"""

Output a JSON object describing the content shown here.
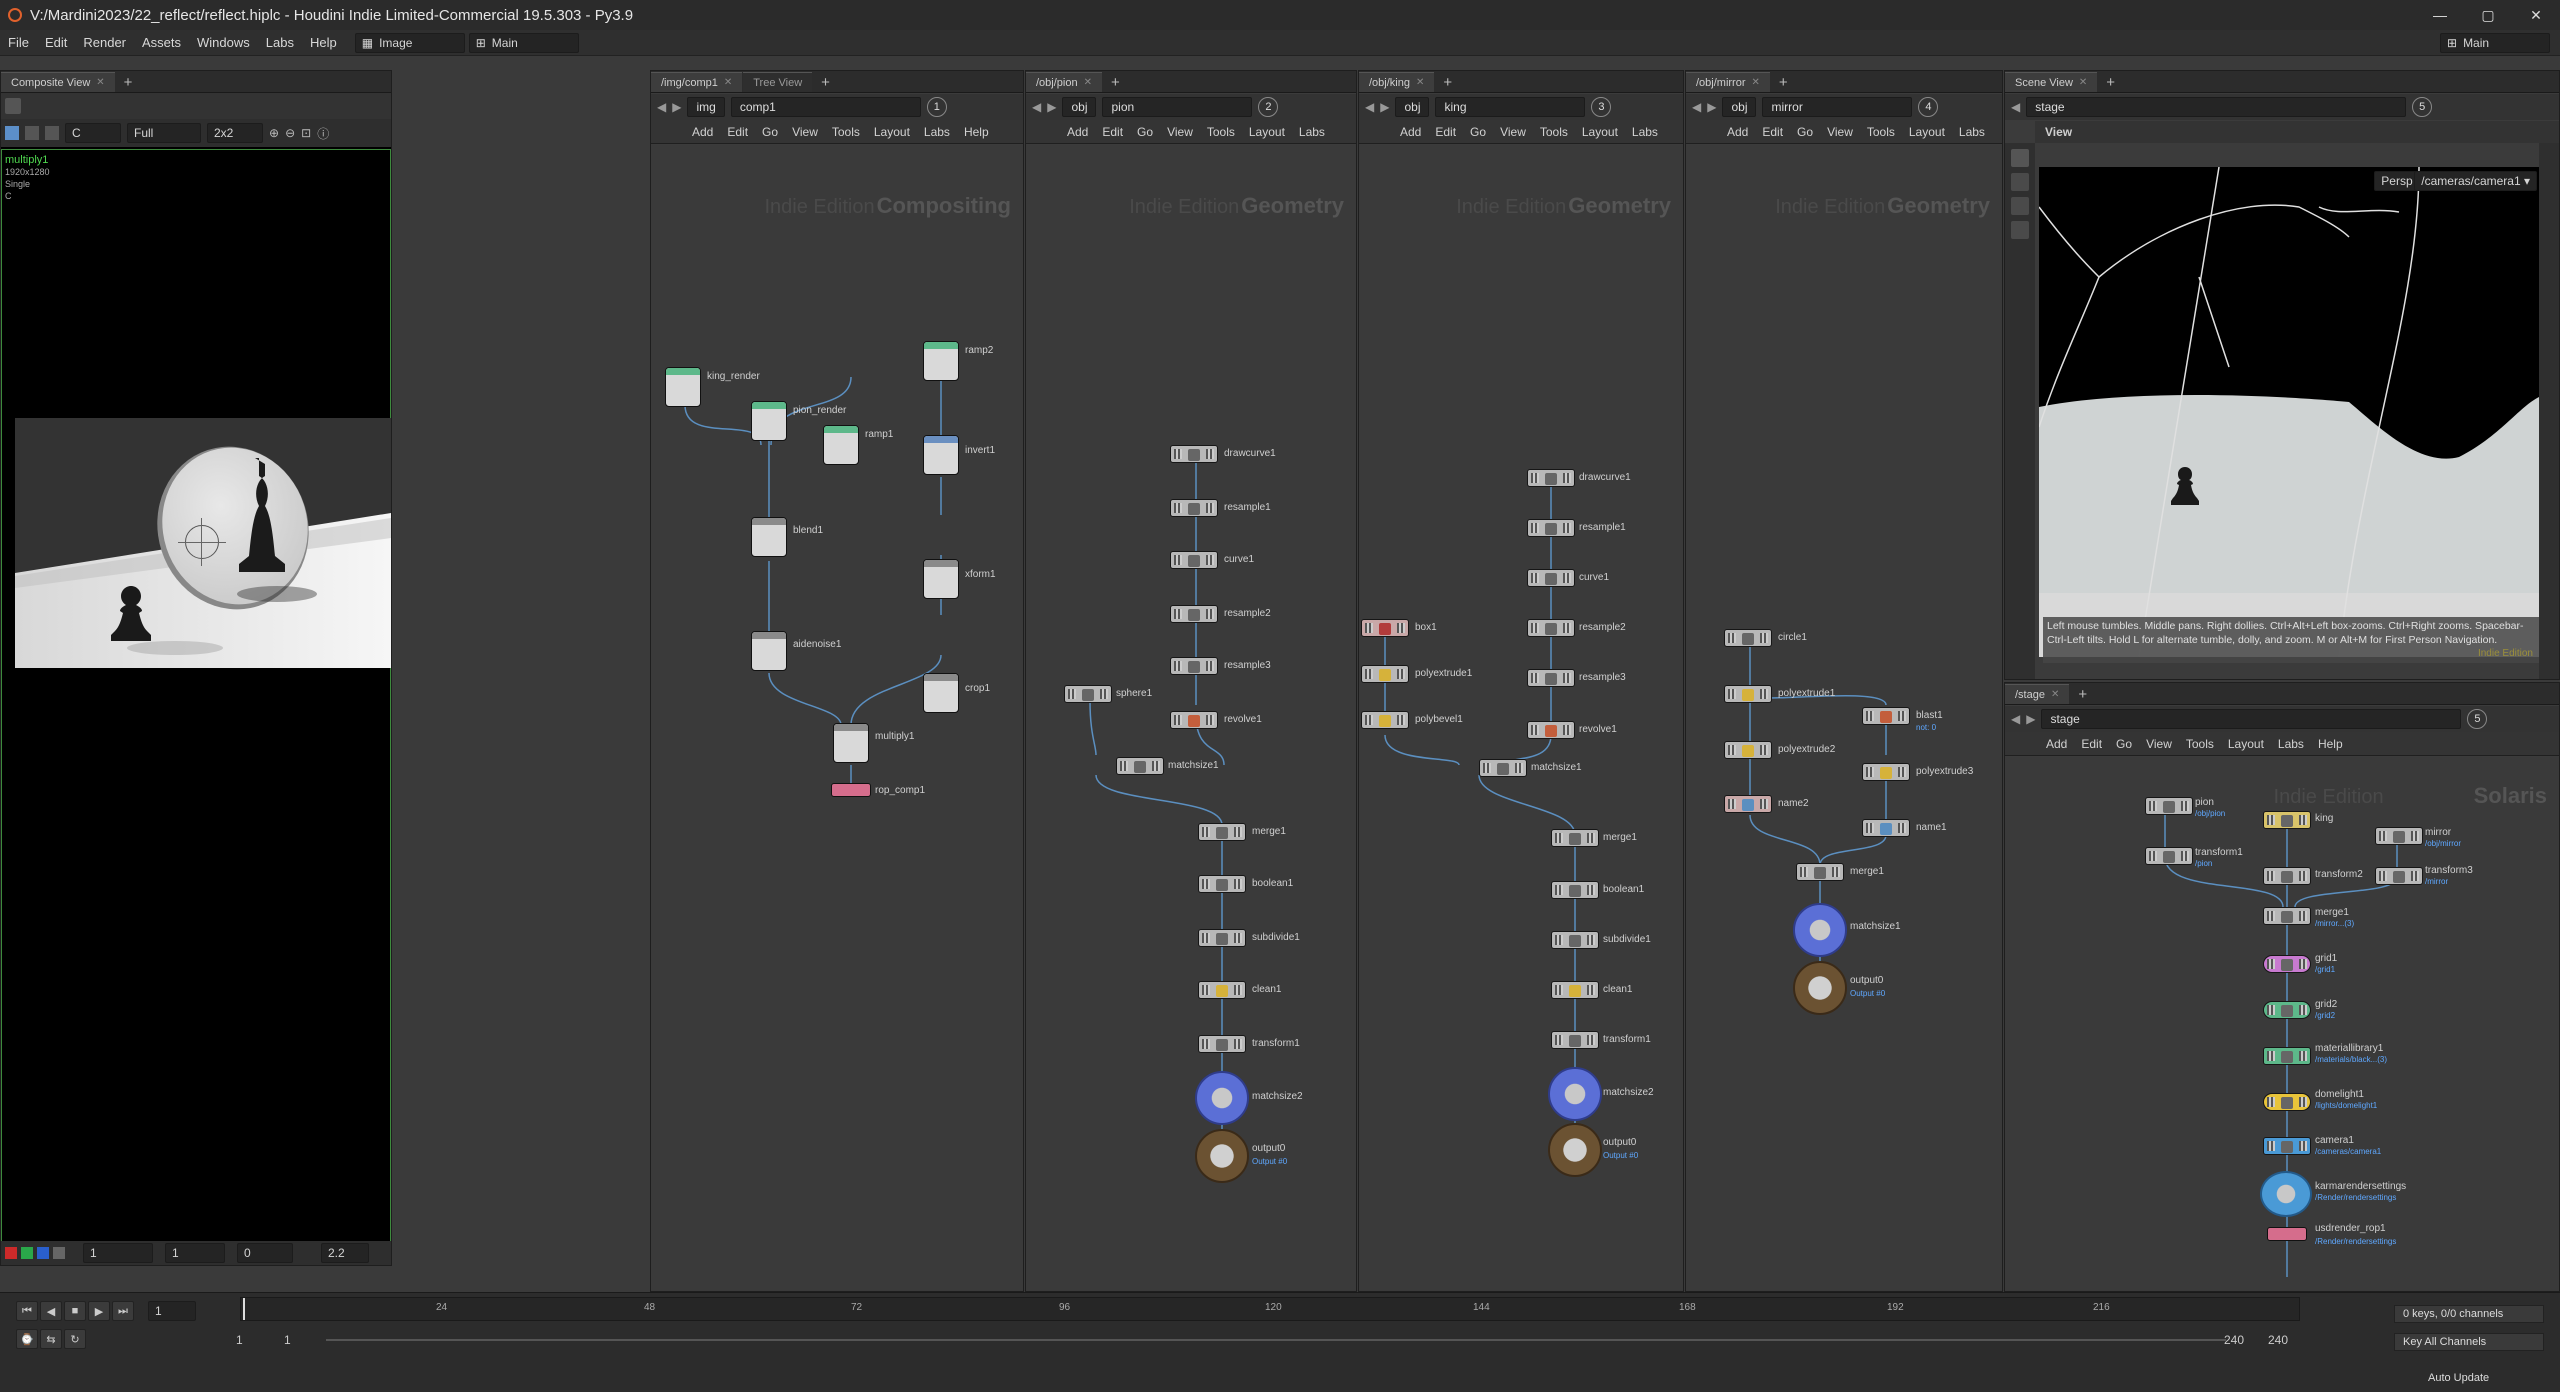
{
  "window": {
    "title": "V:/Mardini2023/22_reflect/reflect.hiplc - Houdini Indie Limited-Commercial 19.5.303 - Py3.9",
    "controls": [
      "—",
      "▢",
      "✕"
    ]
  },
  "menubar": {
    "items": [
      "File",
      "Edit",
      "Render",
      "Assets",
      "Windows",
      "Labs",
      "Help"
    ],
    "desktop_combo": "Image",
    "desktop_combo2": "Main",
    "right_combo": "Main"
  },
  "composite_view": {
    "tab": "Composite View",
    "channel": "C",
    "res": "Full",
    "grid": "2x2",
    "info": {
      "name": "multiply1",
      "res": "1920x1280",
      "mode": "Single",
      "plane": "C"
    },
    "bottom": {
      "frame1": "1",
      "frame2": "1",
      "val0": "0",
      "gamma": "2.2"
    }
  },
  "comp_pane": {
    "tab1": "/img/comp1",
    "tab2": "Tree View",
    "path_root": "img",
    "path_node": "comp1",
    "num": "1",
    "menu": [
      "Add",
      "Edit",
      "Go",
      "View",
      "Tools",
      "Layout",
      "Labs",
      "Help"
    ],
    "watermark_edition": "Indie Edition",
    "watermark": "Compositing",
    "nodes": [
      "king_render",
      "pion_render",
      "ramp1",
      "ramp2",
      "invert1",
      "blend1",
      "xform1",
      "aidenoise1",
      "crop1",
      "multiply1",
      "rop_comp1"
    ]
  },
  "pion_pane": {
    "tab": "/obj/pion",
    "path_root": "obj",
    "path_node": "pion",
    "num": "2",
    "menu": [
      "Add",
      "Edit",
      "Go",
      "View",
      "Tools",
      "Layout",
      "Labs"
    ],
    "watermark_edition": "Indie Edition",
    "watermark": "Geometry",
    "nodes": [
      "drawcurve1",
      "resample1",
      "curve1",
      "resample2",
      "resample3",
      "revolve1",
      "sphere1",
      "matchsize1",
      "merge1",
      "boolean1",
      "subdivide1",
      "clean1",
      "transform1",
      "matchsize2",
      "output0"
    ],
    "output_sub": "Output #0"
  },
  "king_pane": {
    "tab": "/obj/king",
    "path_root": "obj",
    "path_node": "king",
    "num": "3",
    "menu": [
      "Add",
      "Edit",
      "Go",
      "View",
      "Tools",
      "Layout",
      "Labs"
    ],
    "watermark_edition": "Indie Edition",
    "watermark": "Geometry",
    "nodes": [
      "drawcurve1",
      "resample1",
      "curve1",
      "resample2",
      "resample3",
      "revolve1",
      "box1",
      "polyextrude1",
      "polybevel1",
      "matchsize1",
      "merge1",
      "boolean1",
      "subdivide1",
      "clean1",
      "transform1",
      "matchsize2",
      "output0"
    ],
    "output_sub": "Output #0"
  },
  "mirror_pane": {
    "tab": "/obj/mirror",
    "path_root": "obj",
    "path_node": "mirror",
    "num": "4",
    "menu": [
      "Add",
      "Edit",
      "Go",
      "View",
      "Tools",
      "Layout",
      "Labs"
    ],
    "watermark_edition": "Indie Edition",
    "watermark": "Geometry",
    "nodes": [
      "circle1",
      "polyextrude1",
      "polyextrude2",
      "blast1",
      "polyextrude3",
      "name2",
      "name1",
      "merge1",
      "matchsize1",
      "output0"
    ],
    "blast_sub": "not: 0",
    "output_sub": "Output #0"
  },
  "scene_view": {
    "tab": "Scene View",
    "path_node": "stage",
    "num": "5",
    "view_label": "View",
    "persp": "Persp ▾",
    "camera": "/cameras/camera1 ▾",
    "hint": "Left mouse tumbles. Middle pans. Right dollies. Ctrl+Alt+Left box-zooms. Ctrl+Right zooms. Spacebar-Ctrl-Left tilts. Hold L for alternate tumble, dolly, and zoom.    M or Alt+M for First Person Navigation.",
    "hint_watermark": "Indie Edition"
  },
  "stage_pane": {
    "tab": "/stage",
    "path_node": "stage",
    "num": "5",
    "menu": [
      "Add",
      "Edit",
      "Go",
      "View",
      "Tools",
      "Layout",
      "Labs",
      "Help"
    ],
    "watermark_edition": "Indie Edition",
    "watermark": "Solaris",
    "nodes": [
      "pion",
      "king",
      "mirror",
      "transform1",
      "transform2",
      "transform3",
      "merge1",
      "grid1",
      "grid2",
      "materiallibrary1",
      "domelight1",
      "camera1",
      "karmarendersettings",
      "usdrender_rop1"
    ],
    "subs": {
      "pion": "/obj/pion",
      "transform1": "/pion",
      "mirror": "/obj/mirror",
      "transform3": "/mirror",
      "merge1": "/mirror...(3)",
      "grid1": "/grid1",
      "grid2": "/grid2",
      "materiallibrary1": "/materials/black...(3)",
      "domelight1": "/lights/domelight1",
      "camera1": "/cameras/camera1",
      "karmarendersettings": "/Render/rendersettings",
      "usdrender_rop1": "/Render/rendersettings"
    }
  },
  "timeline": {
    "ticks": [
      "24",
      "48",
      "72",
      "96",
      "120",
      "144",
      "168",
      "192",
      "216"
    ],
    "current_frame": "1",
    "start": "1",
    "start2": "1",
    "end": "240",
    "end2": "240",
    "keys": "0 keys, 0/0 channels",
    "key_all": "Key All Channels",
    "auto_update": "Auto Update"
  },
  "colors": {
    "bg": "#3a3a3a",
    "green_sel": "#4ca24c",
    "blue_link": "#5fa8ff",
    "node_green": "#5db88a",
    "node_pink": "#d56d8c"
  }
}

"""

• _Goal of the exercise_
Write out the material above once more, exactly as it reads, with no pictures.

• _Answer space_
Output a JSON object describing the content shown here.
{
  "window": {
    "title": "V:/Mardini2023/22_reflect/reflect.hiplc - Houdini Indie Limited-Commercial 19.5.303 - Py3.9",
    "controls": [
      "—",
      "▢",
      "✕"
    ]
  },
  "menubar": {
    "items": [
      "File",
      "Edit",
      "Render",
      "Assets",
      "Windows",
      "Labs",
      "Help"
    ],
    "desktop_combo": "Image",
    "desktop_combo2": "Main",
    "right_combo": "Main"
  },
  "composite_view": {
    "tab": "Composite View",
    "channel": "C",
    "res": "Full",
    "grid": "2x2",
    "info": {
      "name": "multiply1",
      "res": "1920x1280",
      "mode": "Single",
      "plane": "C"
    },
    "bottom": {
      "frame1": "1",
      "frame2": "1",
      "val0": "0",
      "gamma": "2.2"
    }
  },
  "comp_pane": {
    "tab1": "/img/comp1",
    "tab2": "Tree View",
    "path_root": "img",
    "path_node": "comp1",
    "num": "1",
    "menu": [
      "Add",
      "Edit",
      "Go",
      "View",
      "Tools",
      "Layout",
      "Labs",
      "Help"
    ],
    "watermark_edition": "Indie Edition",
    "watermark": "Compositing",
    "nodes": [
      "king_render",
      "pion_render",
      "ramp1",
      "ramp2",
      "invert1",
      "blend1",
      "xform1",
      "aidenoise1",
      "crop1",
      "multiply1",
      "rop_comp1"
    ]
  },
  "pion_pane": {
    "tab": "/obj/pion",
    "path_root": "obj",
    "path_node": "pion",
    "num": "2",
    "menu": [
      "Add",
      "Edit",
      "Go",
      "View",
      "Tools",
      "Layout",
      "Labs"
    ],
    "watermark_edition": "Indie Edition",
    "watermark": "Geometry",
    "nodes": [
      "drawcurve1",
      "resample1",
      "curve1",
      "resample2",
      "resample3",
      "revolve1",
      "sphere1",
      "matchsize1",
      "merge1",
      "boolean1",
      "subdivide1",
      "clean1",
      "transform1",
      "matchsize2",
      "output0"
    ],
    "output_sub": "Output #0"
  },
  "king_pane": {
    "tab": "/obj/king",
    "path_root": "obj",
    "path_node": "king",
    "num": "3",
    "menu": [
      "Add",
      "Edit",
      "Go",
      "View",
      "Tools",
      "Layout",
      "Labs"
    ],
    "watermark_edition": "Indie Edition",
    "watermark": "Geometry",
    "nodes": [
      "drawcurve1",
      "resample1",
      "curve1",
      "resample2",
      "resample3",
      "revolve1",
      "box1",
      "polyextrude1",
      "polybevel1",
      "matchsize1",
      "merge1",
      "boolean1",
      "subdivide1",
      "clean1",
      "transform1",
      "matchsize2",
      "output0"
    ],
    "output_sub": "Output #0"
  },
  "mirror_pane": {
    "tab": "/obj/mirror",
    "path_root": "obj",
    "path_node": "mirror",
    "num": "4",
    "menu": [
      "Add",
      "Edit",
      "Go",
      "View",
      "Tools",
      "Layout",
      "Labs"
    ],
    "watermark_edition": "Indie Edition",
    "watermark": "Geometry",
    "nodes": [
      "circle1",
      "polyextrude1",
      "polyextrude2",
      "blast1",
      "polyextrude3",
      "name2",
      "name1",
      "merge1",
      "matchsize1",
      "output0"
    ],
    "blast_sub": "not: 0",
    "output_sub": "Output #0"
  },
  "scene_view": {
    "tab": "Scene View",
    "path_node": "stage",
    "num": "5",
    "view_label": "View",
    "persp": "Persp ▾",
    "camera": "/cameras/camera1 ▾",
    "hint": "Left mouse tumbles. Middle pans. Right dollies. Ctrl+Alt+Left box-zooms. Ctrl+Right zooms. Spacebar-Ctrl-Left tilts. Hold L for alternate tumble, dolly, and zoom.    M or Alt+M for First Person Navigation.",
    "hint_watermark": "Indie Edition"
  },
  "stage_pane": {
    "tab": "/stage",
    "path_node": "stage",
    "num": "5",
    "menu": [
      "Add",
      "Edit",
      "Go",
      "View",
      "Tools",
      "Layout",
      "Labs",
      "Help"
    ],
    "watermark_edition": "Indie Edition",
    "watermark": "Solaris",
    "nodes": [
      "pion",
      "king",
      "mirror",
      "transform1",
      "transform2",
      "transform3",
      "merge1",
      "grid1",
      "grid2",
      "materiallibrary1",
      "domelight1",
      "camera1",
      "karmarendersettings",
      "usdrender_rop1"
    ],
    "subs": {
      "pion": "/obj/pion",
      "transform1": "/pion",
      "mirror": "/obj/mirror",
      "transform3": "/mirror",
      "merge1": "/mirror...(3)",
      "grid1": "/grid1",
      "grid2": "/grid2",
      "materiallibrary1": "/materials/black...(3)",
      "domelight1": "/lights/domelight1",
      "camera1": "/cameras/camera1",
      "karmarendersettings": "/Render/rendersettings",
      "usdrender_rop1": "/Render/rendersettings"
    }
  },
  "timeline": {
    "ticks": [
      "24",
      "48",
      "72",
      "96",
      "120",
      "144",
      "168",
      "192",
      "216"
    ],
    "current_frame": "1",
    "start": "1",
    "start2": "1",
    "end": "240",
    "end2": "240",
    "keys": "0 keys, 0/0 channels",
    "key_all": "Key All Channels",
    "auto_update": "Auto Update"
  },
  "colors": {
    "bg": "#3a3a3a",
    "green_sel": "#4ca24c",
    "blue_link": "#5fa8ff",
    "node_green": "#5db88a",
    "node_pink": "#d56d8c"
  }
}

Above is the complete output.